C&K Trucking, a nationwide intermodal trucking operation, announced this week the addition of two new terminal locations in Columbus, Ohio, and Kansas City, Kansas, to its growing nationwide network of locations.

"As our company continues to identify ways to grow our assets to serve our drayage customers, we have identified both these regions as areas for our strategic growth," said C&K Trucking President Sean McShane. "With these new locations in place, we strengthen our position in the Midwest region and offer our customers a convenient option with C&K Trucking."

C&K Trucking specializes in drayage management, or the movement of shipping containers from one mode of transportation, such as trains or shipping lines, to another, or to a distribution center, warehouse, or final destination. The new terminals offer C&K contractors a place to begin or end their intermodal transportation journey, as well as store or service customer shipping containers.

The C&K Trucking Columbus terminal is located at 4005 Fisher Road, and is headed by Gina England-Johnson, a transportation industry veteran with experience launching new terminals. The full-service terminal will include dispatch and intermodal transportation services. Plans are in place to add shipping container yard services in the future. The terminal will be an expected hub for cargo and containers traveling through Columbus via the Norfolk Southern and CSX rail providers.
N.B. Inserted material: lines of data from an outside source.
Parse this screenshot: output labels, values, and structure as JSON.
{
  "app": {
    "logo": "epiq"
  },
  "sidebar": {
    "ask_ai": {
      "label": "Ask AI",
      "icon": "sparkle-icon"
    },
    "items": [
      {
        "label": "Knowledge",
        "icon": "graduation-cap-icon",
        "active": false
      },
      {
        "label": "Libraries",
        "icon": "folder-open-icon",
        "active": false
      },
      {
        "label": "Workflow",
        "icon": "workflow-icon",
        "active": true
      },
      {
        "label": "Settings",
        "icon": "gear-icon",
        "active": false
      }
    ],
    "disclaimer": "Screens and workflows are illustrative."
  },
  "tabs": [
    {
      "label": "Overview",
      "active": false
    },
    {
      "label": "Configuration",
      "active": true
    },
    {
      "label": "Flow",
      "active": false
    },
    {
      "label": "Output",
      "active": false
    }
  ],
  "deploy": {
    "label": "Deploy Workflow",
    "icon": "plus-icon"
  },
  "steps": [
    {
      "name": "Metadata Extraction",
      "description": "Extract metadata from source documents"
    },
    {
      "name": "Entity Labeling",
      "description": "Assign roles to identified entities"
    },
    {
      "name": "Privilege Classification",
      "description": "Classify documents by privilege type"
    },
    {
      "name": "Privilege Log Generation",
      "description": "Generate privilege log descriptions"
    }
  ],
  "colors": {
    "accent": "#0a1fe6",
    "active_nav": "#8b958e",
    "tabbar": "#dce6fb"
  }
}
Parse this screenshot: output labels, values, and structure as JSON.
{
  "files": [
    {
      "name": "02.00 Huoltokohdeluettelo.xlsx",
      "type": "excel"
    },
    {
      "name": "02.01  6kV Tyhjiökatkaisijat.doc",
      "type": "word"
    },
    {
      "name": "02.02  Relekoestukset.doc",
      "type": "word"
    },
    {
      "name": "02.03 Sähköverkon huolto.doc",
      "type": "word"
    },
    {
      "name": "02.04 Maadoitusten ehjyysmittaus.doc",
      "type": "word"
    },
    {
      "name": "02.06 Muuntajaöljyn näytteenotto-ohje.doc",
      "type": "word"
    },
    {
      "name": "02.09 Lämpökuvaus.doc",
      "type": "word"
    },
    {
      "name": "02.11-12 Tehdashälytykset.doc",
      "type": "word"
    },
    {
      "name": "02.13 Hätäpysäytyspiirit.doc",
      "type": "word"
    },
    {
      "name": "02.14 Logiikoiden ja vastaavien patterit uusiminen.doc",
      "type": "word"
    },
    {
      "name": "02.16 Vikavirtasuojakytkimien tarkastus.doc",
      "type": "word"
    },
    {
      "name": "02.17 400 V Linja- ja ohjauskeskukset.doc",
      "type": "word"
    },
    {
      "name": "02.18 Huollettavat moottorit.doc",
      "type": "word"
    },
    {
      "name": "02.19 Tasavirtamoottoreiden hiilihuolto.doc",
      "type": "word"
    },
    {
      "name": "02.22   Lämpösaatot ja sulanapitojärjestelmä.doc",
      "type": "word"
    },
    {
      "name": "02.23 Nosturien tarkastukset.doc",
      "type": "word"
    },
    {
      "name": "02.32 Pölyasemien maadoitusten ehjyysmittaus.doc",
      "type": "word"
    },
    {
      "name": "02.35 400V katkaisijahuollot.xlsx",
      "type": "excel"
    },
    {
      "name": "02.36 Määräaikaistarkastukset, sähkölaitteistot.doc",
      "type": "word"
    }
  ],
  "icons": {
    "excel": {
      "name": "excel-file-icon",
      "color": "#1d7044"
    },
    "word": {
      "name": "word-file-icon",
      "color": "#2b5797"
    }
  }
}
The company’s new Kansas City terminal is located at 1705 Kansas Avenue, and is under the management of Tommy Brewer. Brewer has more than 20 years of experience in the local marketplace and an impressive track record in business development. The Kansas City terminal will offer the same services as Columbus, with the addition of container yard storage and related services, which are now available.